From time to time, throughout are lives, we are challenged to bear more than we might have expected. We learn from these experiences that it is through accepting life’s challenges that we gain unforeseen rewards. These returns may come in the form of the knowledge of a job well done, joyful experiences and memories, gainful learning, compassion, understanding, self-confidence and even tenacity. And yet we so often choose to avoid the most challenging paths.
Why? Maybe we need to pause and reflect on our lives, analyze our past challenges and value our life lessons. Might this reflection influence our future choices for our day-to-day lives? It is also apparent that through life’s training ground via circumstances, good and bad, that we are shaped for an inevitable future purpose.
Christine Zeitler, director of resident life at Blossom, is a genuinely caring person and a wonderful example of someone who has embraced and grown from her life’s challenges. She began her career as a nurse’s assistant noticing early she had a connection with and compassion for Alzheimer’s patients. Following the birth of their first daughter, Christine chose to work nights to balance the challenges of family and career, “I felt drawn to many of the residents,” she remembered. “I have always had a strong sense of faith, and I believe God pulls you in specific directions; even though you may not recognize it at the time. I was fascinated by the people I met and the stories that they would share.”
A most impactful experience for Christine was caring for a lady who once worked as a hospital liaison for families. She was charged with helping them come to terms with an Alzheimer’s diagnosis and would connect them with applicable programs. “Later, this lady was diagnosed with Alzheimer’s,” she said. “I watched her suffer with delusions. She would tell herself “it was a delusion,” but she would ask me to sit with her through it.” That was 22 years ago. “I remember sitting and talking with her in the middle of the night when she couldn’t sleep, like it was yesterday.”
Christine worked as caregiver for several years. As her family grew and required more of her time, especially on weekends, she was provided with an opportunity to take on clerical work. It was at that time, coincidently, she and her husband, Derek, observed some changes occurring with her father-in-law. “I noticed some symptoms of sun downing,” she said. Sun downing is a common condition where Alzheimer’s patients experience confusion and agitation in the late afternoon and evening. Derek’s family had a history of Alzheimer’s and Parkinson’s.
Christine, Derek and their two children moved into the family home to care for her father-in-law. They knew he would be most comfortable in his own home.
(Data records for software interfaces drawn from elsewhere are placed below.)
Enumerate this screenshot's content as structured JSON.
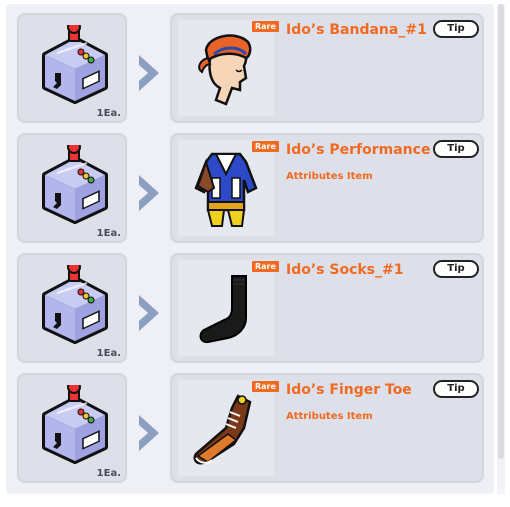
{
  "rewards": [
    {
      "quantity": "1Ea.",
      "badge": "Rare",
      "name": "Ido’s Bandana_#1",
      "subtitle": "",
      "tip_label": "Tip",
      "item_icon": "bandana-icon"
    },
    {
      "quantity": "1Ea.",
      "badge": "Rare",
      "name": "Ido’s Performance",
      "subtitle": "Attributes Item",
      "tip_label": "Tip",
      "item_icon": "performance-outfit-icon"
    },
    {
      "quantity": "1Ea.",
      "badge": "Rare",
      "name": "Ido’s Socks_#1",
      "subtitle": "",
      "tip_label": "Tip",
      "item_icon": "sock-icon"
    },
    {
      "quantity": "1Ea.",
      "badge": "Rare",
      "name": "Ido’s Finger Toe",
      "subtitle": "Attributes Item",
      "tip_label": "Tip",
      "item_icon": "sneaker-icon"
    }
  ],
  "colors": {
    "accent": "#f26a21",
    "card_bg": "#dde0e9",
    "panel_bg": "#eef0f5",
    "arrow": "#8c9ec2"
  }
}
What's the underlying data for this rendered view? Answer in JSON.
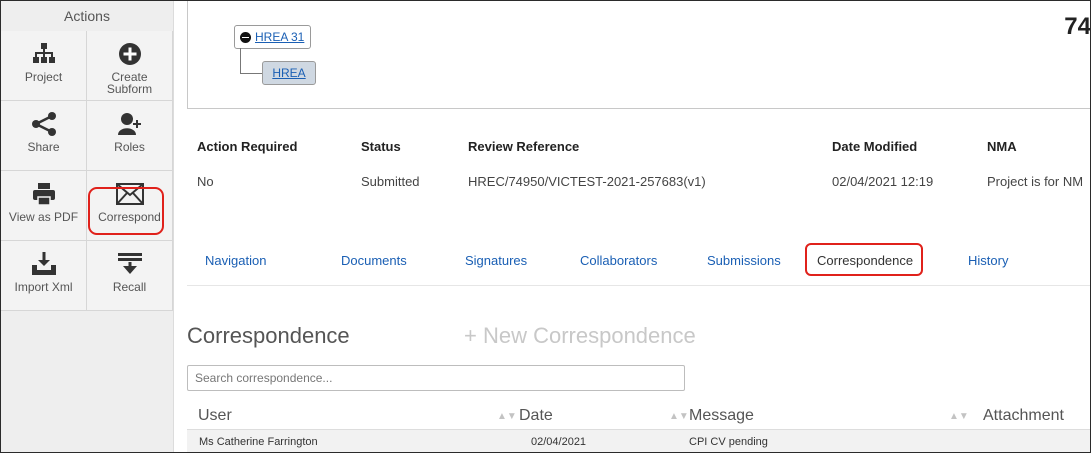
{
  "sidebar": {
    "title": "Actions",
    "tiles": [
      {
        "label": "Project",
        "icon": "project-hierarchy-icon"
      },
      {
        "label": "Create\nSubform",
        "icon": "plus-circle-icon"
      },
      {
        "label": "Share",
        "icon": "share-icon"
      },
      {
        "label": "Roles",
        "icon": "user-plus-icon"
      },
      {
        "label": "View as PDF",
        "icon": "printer-icon"
      },
      {
        "label": "Correspond",
        "icon": "envelope-icon"
      },
      {
        "label": "Import Xml",
        "icon": "import-tray-icon"
      },
      {
        "label": "Recall",
        "icon": "recall-icon"
      }
    ],
    "create_line1": "Create",
    "create_line2": "Subform"
  },
  "tree": {
    "parent": "HREA 31",
    "child": "HREA",
    "project_number": "74"
  },
  "summary": {
    "headers": [
      "Action Required",
      "Status",
      "Review Reference",
      "Date Modified",
      "NMA"
    ],
    "row": [
      "No",
      "Submitted",
      "HREC/74950/VICTEST-2021-257683(v1)",
      "02/04/2021 12:19",
      "Project is for NM"
    ]
  },
  "tabs": [
    "Navigation",
    "Documents",
    "Signatures",
    "Collaborators",
    "Submissions",
    "Correspondence",
    "History"
  ],
  "active_tab": "Correspondence",
  "correspondence": {
    "title": "Correspondence",
    "new_label": "+ New Correspondence",
    "search_placeholder": "Search correspondence...",
    "columns": [
      "User",
      "Date",
      "Message",
      "Attachment"
    ],
    "rows": [
      {
        "user": "Ms Catherine Farrington",
        "date": "02/04/2021",
        "message": "CPI CV pending",
        "attachment": ""
      }
    ]
  },
  "colors": {
    "link": "#1a5fb4",
    "highlight": "#e0211b",
    "sidebar_bg": "#eeeeee"
  }
}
Shortly thereafter, they were blessed with another baby. “It was challenging, but so rewarding,” she recalled. “Papa went everywhere with us, to appointments, to the grocery store and on every errand.” Her father-in-law was limited in his communication and comprehension. “But we knew that he knew, we were his people. It was the little things,” continued Christine. Like covering the corner of the table when their youngest was learning to walk. His eyes would light up at a school program when his grandchildren entered. For six years, the three generations lived under the roof of the family home.
Eventually, there came a time when it was clear he needed around-the-clock supervision. The family, including Derek’s sister, recognized their father needed another level of care and began the search. They looked for the ideal location in proximity to all family members, but found nothing suitable. “Because of my background, I knew what felt right and what didn’t,” said Christine. It was their trusted physician who recommended the Ohman facilities. “When we visited Blossom, it was on a Sunday and they were having a picnic. In spite of the activity, no one looked stressed and the atmosphere was so pleasant.” They all agreed; this was the place!
Once again, Christine found herself in a health-care setting. This time as support for a family member. Learning of her caregiving history, the staff at Blossom suggested she become part of the team. She refused. She was content to visit as a family member, but enjoyed all of the residents, too. One year later, she became a part-time activities assistant.
Today, Christine is director of resident life at Blossom. “Papa” spent the last two years of his life at Blossom. Now, Christine’s father receives care at Blossom. Christine thoroughly enjoys and appreciates each resident. She listens to them and encourages them to share their life stories, and hopes that all residents and families will do the same, so they too can appreciate each other’s life contributions.
We so often choose to avoid the most challenging paths, but as Christine’s story teaches us, we ought to embrace the challenges and appreciate how they shape us, as well as enhancing the lives of others around us.